*** Block opens ***
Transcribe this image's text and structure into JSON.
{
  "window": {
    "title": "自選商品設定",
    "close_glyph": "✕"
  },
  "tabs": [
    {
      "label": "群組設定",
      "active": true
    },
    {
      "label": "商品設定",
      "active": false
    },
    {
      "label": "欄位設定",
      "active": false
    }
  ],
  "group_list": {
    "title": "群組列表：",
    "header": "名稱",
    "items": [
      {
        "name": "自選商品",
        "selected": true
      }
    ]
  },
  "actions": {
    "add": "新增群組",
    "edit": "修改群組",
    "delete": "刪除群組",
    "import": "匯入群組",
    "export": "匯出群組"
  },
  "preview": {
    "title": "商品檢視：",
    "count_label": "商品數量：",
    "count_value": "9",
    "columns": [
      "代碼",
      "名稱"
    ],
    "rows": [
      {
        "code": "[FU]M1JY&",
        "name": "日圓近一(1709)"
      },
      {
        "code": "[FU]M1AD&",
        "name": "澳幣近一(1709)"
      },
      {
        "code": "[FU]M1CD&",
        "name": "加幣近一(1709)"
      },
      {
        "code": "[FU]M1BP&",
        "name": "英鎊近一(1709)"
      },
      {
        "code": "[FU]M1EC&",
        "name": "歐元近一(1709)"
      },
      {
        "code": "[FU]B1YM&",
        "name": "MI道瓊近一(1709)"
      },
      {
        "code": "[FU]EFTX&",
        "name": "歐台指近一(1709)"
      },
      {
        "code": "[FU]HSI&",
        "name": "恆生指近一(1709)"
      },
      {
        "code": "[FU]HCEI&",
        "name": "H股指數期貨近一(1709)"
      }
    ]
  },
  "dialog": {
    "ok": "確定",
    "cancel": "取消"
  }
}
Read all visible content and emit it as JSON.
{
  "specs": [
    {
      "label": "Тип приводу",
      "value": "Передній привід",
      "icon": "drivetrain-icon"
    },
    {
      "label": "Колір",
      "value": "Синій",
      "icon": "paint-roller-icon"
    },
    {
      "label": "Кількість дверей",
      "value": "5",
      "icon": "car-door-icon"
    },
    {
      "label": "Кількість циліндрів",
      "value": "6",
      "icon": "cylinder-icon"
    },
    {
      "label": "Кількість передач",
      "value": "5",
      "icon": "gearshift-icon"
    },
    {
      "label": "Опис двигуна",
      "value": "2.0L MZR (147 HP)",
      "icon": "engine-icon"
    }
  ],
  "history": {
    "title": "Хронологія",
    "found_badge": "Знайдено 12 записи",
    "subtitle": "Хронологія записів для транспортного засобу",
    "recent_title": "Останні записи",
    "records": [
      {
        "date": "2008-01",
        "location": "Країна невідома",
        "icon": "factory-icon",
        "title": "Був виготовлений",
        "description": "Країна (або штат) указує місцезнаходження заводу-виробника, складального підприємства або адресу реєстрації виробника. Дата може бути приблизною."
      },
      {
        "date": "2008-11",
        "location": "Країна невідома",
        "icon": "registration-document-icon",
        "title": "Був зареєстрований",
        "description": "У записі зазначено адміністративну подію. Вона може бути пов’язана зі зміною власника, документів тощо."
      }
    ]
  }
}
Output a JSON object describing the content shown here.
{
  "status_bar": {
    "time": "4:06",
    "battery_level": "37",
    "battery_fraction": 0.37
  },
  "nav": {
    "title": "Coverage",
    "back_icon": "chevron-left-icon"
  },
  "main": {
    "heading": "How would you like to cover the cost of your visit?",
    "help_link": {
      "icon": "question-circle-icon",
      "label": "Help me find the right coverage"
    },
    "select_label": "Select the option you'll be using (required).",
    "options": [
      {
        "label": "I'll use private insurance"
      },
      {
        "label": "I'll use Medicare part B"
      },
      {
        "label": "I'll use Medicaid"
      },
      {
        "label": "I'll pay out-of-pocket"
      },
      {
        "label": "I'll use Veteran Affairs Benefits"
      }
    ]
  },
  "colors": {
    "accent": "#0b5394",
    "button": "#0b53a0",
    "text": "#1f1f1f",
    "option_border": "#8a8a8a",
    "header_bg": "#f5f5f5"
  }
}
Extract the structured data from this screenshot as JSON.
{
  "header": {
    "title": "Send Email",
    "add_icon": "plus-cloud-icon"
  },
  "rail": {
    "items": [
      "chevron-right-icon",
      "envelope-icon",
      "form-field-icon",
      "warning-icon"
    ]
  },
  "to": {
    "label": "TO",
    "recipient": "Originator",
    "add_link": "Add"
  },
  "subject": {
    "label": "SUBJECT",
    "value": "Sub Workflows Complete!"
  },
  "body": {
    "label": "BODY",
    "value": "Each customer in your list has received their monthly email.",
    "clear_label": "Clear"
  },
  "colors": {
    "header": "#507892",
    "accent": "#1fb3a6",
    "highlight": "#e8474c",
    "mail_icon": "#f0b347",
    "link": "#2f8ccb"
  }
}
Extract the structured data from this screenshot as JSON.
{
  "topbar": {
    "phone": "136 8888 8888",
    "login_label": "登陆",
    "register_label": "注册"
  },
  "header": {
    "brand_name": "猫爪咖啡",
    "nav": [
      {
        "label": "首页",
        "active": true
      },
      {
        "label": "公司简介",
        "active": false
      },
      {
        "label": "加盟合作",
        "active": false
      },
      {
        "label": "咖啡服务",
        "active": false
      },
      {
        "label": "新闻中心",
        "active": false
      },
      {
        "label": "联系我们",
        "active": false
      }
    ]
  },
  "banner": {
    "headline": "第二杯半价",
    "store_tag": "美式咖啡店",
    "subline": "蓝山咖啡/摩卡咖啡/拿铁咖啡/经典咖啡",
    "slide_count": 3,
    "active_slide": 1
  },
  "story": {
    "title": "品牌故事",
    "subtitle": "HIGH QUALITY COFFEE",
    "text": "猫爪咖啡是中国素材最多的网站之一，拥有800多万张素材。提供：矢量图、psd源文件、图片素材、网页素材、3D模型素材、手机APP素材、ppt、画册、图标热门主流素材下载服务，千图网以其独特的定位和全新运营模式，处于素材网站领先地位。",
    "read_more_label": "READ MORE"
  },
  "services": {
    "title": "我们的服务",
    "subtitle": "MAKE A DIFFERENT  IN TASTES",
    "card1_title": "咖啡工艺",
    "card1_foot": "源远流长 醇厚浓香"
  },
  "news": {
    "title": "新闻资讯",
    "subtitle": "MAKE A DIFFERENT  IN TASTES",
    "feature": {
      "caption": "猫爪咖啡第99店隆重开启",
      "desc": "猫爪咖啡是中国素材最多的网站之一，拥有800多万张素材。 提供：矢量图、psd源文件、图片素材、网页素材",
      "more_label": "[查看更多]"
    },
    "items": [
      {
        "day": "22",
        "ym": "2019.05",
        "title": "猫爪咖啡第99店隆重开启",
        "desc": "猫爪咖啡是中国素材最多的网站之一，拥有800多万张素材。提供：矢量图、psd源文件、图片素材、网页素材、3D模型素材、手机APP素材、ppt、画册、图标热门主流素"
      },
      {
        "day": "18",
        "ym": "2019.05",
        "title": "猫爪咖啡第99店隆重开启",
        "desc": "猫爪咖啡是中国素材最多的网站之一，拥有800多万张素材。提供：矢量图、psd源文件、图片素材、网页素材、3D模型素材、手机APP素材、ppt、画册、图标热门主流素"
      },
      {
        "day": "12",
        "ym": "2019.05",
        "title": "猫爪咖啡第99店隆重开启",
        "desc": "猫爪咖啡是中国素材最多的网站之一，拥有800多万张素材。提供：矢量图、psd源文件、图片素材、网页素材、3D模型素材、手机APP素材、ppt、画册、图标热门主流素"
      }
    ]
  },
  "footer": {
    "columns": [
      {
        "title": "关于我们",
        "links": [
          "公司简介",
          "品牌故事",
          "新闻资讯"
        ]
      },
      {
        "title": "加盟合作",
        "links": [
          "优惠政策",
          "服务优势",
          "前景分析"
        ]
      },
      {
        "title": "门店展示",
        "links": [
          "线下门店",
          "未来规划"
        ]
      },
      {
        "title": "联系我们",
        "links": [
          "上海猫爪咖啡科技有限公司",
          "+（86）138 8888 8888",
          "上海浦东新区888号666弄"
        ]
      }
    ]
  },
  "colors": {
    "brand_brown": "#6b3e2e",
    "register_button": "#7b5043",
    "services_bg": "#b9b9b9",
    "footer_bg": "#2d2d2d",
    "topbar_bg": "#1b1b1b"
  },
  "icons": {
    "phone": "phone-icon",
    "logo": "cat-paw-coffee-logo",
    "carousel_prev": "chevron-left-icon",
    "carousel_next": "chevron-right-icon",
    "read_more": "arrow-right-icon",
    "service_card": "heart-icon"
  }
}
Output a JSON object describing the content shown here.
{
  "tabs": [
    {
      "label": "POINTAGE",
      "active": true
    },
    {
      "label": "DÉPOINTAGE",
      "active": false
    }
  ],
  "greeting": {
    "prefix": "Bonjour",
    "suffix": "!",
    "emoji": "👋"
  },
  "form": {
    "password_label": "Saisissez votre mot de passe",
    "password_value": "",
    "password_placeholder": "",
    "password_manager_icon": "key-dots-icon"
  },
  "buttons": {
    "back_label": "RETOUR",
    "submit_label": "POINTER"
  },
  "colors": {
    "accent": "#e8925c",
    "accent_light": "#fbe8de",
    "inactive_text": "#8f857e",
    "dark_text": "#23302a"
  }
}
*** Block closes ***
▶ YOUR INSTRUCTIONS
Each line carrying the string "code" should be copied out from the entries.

▶ WRITTEN RESPONSE
        "code": "[FU]M1JY&",
        "code": "[FU]M1AD&",
        "code": "[FU]M1CD&",
        "code": "[FU]M1BP&",
        "code": "[FU]M1EC&",
        "code": "[FU]B1YM&",
        "code": "[FU]EFTX&",
        "code": "[FU]HSI&",
        "code": "[FU]HCEI&",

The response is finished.